Page and application data records:
::::::

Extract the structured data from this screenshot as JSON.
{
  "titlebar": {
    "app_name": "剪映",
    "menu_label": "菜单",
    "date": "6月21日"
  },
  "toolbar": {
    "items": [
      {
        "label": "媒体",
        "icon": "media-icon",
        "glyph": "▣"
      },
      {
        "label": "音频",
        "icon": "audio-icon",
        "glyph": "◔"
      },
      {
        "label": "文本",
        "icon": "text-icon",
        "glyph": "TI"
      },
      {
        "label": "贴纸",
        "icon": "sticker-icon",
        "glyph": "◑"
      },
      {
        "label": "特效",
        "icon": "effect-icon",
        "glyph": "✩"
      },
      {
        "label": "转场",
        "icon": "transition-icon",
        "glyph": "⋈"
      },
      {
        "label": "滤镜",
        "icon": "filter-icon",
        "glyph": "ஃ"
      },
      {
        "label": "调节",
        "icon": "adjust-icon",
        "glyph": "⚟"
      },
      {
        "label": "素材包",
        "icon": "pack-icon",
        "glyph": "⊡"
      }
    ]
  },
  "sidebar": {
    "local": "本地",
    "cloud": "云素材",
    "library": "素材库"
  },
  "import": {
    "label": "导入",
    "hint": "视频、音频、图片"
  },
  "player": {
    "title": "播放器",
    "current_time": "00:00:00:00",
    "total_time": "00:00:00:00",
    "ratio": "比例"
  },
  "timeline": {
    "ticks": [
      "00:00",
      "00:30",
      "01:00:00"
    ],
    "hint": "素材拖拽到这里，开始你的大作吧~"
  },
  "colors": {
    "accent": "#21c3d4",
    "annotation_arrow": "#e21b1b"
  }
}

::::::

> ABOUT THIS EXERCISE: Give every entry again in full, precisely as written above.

> ANSWER BOX:
Extract the structured data from this screenshot as JSON.
{
  "titlebar": {
    "app_name": "剪映",
    "menu_label": "菜单",
    "date": "6月21日"
  },
  "toolbar": {
    "items": [
      {
        "label": "媒体",
        "icon": "media-icon",
        "glyph": "▣"
      },
      {
        "label": "音频",
        "icon": "audio-icon",
        "glyph": "◔"
      },
      {
        "label": "文本",
        "icon": "text-icon",
        "glyph": "TI"
      },
      {
        "label": "贴纸",
        "icon": "sticker-icon",
        "glyph": "◑"
      },
      {
        "label": "特效",
        "icon": "effect-icon",
        "glyph": "✩"
      },
      {
        "label": "转场",
        "icon": "transition-icon",
        "glyph": "⋈"
      },
      {
        "label": "滤镜",
        "icon": "filter-icon",
        "glyph": "ஃ"
      },
      {
        "label": "调节",
        "icon": "adjust-icon",
        "glyph": "⚟"
      },
      {
        "label": "素材包",
        "icon": "pack-icon",
        "glyph": "⊡"
      }
    ]
  },
  "sidebar": {
    "local": "本地",
    "cloud": "云素材",
    "library": "素材库"
  },
  "import": {
    "label": "导入",
    "hint": "视频、音频、图片"
  },
  "player": {
    "title": "播放器",
    "current_time": "00:00:00:00",
    "total_time": "00:00:00:00",
    "ratio": "比例"
  },
  "timeline": {
    "ticks": [
      "00:00",
      "00:30",
      "01:00:00"
    ],
    "hint": "素材拖拽到这里，开始你的大作吧~"
  },
  "colors": {
    "accent": "#21c3d4",
    "annotation_arrow": "#e21b1b"
  }
}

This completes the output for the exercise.